Your assignment — Which lines in the records below hold the word "into"? Copy each of them.

Available data —
"""

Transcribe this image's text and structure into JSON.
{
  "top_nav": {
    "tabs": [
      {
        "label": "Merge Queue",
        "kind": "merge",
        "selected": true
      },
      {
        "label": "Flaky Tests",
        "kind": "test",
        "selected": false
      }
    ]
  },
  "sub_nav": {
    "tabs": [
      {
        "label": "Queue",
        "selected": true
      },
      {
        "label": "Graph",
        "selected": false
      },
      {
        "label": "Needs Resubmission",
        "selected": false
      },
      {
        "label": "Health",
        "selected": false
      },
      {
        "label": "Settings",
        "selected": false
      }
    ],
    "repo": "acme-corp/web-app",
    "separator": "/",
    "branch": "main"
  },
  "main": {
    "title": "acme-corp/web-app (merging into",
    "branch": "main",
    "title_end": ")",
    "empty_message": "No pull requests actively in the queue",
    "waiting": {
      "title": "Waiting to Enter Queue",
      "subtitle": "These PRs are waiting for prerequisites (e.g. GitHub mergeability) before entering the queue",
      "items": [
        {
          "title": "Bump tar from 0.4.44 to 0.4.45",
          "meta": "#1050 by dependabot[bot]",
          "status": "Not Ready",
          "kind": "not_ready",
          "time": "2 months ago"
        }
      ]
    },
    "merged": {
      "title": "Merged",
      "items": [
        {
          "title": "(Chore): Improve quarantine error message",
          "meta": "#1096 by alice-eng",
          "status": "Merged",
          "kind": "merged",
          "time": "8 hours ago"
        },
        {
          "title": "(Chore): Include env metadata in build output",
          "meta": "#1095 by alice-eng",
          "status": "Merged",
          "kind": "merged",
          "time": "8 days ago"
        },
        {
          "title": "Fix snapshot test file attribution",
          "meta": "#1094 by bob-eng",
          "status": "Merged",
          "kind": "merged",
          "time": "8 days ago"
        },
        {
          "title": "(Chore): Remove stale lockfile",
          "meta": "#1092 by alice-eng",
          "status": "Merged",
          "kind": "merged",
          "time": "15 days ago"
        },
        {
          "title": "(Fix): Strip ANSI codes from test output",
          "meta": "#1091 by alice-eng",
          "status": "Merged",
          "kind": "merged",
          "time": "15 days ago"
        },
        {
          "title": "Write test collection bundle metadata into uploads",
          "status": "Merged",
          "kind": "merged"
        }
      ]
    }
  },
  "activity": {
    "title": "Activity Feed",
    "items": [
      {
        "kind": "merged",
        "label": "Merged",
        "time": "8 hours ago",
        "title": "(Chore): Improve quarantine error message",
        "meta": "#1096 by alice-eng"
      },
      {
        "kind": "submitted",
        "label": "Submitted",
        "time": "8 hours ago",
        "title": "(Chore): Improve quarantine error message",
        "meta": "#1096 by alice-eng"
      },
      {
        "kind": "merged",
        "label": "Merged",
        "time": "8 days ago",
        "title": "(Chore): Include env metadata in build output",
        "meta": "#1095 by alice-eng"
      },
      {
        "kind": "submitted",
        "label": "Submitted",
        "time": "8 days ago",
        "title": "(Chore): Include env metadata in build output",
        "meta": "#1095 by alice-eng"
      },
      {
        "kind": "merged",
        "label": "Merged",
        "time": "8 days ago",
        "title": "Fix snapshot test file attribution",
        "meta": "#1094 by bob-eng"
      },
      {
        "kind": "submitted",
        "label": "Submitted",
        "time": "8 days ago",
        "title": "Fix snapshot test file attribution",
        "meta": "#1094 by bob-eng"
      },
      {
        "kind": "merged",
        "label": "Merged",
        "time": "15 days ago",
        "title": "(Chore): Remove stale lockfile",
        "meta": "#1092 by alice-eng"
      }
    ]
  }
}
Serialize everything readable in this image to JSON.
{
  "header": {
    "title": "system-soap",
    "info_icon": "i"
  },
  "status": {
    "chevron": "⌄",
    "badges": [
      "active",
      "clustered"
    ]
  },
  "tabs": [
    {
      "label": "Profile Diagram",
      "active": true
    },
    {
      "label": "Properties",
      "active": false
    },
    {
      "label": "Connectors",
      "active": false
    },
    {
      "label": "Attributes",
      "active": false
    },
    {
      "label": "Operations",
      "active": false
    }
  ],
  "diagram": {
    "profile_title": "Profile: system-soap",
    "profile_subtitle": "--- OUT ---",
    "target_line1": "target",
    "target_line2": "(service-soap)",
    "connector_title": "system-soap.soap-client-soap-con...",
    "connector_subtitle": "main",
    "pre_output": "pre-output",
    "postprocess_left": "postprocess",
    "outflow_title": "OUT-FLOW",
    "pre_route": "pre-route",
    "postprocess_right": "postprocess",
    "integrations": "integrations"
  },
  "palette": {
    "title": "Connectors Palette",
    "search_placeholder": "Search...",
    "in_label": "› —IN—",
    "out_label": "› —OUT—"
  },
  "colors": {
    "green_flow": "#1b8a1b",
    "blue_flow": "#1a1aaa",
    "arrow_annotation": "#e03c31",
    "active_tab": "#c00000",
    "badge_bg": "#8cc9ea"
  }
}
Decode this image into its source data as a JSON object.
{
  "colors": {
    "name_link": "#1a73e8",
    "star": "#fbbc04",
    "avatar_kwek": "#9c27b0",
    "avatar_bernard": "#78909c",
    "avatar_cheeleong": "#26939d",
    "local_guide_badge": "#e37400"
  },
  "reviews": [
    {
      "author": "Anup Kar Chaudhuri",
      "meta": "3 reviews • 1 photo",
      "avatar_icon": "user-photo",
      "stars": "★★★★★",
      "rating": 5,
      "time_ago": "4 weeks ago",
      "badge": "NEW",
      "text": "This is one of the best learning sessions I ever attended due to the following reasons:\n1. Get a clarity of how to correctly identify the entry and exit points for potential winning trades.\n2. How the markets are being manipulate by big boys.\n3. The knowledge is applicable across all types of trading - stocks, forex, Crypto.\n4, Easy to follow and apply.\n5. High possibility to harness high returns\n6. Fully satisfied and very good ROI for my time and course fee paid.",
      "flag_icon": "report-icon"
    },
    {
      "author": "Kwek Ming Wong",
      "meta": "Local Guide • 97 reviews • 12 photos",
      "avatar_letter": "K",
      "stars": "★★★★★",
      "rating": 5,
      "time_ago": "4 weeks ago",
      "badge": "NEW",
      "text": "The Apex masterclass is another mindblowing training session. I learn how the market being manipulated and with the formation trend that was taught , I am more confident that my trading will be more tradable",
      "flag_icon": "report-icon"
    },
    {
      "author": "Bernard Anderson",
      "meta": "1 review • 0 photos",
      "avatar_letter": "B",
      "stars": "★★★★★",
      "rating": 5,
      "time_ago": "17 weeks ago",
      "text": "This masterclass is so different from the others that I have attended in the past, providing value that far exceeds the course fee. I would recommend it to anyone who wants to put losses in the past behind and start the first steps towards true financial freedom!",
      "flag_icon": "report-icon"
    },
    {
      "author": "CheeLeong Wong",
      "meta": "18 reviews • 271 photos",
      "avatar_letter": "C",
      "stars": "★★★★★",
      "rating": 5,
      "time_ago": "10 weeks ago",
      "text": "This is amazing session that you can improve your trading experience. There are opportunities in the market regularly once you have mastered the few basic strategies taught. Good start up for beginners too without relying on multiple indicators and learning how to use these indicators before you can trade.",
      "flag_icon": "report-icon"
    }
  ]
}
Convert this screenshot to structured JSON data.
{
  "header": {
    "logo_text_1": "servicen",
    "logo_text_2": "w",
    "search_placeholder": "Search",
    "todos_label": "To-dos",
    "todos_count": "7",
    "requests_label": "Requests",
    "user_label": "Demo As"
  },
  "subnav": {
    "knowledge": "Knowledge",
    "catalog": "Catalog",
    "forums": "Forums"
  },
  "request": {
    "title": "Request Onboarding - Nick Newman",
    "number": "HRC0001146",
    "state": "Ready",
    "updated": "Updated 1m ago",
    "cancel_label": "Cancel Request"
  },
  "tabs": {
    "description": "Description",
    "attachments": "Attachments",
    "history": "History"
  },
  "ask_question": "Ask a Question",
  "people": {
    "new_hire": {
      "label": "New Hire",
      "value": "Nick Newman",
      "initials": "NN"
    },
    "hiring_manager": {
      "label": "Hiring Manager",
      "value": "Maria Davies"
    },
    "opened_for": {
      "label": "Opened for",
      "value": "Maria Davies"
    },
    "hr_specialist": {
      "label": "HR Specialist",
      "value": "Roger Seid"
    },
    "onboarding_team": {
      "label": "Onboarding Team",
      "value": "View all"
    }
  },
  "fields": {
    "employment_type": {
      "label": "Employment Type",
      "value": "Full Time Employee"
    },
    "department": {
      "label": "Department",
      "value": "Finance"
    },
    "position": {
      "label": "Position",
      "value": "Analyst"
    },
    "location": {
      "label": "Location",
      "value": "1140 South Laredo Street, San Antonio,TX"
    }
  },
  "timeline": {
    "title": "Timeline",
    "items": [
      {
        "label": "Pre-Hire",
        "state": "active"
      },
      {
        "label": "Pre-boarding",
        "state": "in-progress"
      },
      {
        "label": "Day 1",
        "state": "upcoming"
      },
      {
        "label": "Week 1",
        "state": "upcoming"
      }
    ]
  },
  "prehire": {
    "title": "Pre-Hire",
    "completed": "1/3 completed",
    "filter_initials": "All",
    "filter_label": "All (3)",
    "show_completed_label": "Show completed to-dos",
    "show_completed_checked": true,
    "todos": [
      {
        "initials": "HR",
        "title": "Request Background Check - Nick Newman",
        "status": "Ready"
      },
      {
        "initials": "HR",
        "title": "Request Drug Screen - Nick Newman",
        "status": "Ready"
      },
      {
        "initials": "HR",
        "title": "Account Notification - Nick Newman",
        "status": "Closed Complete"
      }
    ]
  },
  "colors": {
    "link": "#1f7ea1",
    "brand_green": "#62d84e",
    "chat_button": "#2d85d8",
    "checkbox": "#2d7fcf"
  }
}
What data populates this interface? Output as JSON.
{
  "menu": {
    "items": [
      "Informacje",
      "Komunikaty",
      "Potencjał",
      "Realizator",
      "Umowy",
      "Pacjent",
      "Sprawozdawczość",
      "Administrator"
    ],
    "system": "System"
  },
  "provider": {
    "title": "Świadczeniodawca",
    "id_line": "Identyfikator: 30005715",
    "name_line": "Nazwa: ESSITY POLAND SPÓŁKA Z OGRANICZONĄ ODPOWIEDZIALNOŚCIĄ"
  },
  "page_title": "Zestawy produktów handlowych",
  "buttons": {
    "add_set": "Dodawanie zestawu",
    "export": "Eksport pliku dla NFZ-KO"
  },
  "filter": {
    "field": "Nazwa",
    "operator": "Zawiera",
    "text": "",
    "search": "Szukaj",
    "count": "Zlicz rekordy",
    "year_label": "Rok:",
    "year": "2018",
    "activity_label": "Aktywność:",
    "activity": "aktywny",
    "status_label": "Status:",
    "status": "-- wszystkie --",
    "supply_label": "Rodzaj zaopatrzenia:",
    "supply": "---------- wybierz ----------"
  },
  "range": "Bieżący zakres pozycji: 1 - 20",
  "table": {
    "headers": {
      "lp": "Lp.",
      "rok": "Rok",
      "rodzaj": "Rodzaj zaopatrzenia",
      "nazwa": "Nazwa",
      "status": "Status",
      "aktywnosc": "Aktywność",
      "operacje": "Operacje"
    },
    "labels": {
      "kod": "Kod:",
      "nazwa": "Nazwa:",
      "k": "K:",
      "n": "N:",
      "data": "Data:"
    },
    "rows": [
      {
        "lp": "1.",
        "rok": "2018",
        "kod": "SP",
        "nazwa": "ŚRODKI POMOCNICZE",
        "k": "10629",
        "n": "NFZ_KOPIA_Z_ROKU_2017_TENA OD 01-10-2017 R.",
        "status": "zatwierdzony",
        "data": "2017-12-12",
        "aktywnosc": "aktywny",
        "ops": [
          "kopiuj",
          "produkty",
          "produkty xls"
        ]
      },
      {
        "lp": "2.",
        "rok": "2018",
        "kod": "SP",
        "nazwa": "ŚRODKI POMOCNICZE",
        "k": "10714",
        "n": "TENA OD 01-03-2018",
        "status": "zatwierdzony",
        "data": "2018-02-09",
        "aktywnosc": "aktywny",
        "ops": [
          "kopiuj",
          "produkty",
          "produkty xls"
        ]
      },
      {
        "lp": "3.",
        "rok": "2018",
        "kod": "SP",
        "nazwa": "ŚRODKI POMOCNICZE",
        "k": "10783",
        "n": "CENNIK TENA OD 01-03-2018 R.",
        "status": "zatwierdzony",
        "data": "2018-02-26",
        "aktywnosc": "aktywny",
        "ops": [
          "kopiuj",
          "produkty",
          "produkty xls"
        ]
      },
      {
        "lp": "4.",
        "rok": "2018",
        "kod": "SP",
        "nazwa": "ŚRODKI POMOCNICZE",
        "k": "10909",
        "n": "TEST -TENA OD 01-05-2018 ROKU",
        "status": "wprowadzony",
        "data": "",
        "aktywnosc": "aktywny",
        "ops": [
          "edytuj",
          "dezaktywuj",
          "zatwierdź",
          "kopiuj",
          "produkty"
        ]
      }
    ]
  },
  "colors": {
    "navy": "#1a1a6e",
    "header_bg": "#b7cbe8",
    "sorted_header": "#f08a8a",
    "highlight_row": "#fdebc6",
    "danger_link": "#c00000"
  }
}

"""

Exercise output —
Transcribe this image's text and structure into JSON.
    "title": "acme-corp/web-app (merging into",
          "title": "Write test collection bundle metadata into uploads",
Decode this image into its source data as a JSON object.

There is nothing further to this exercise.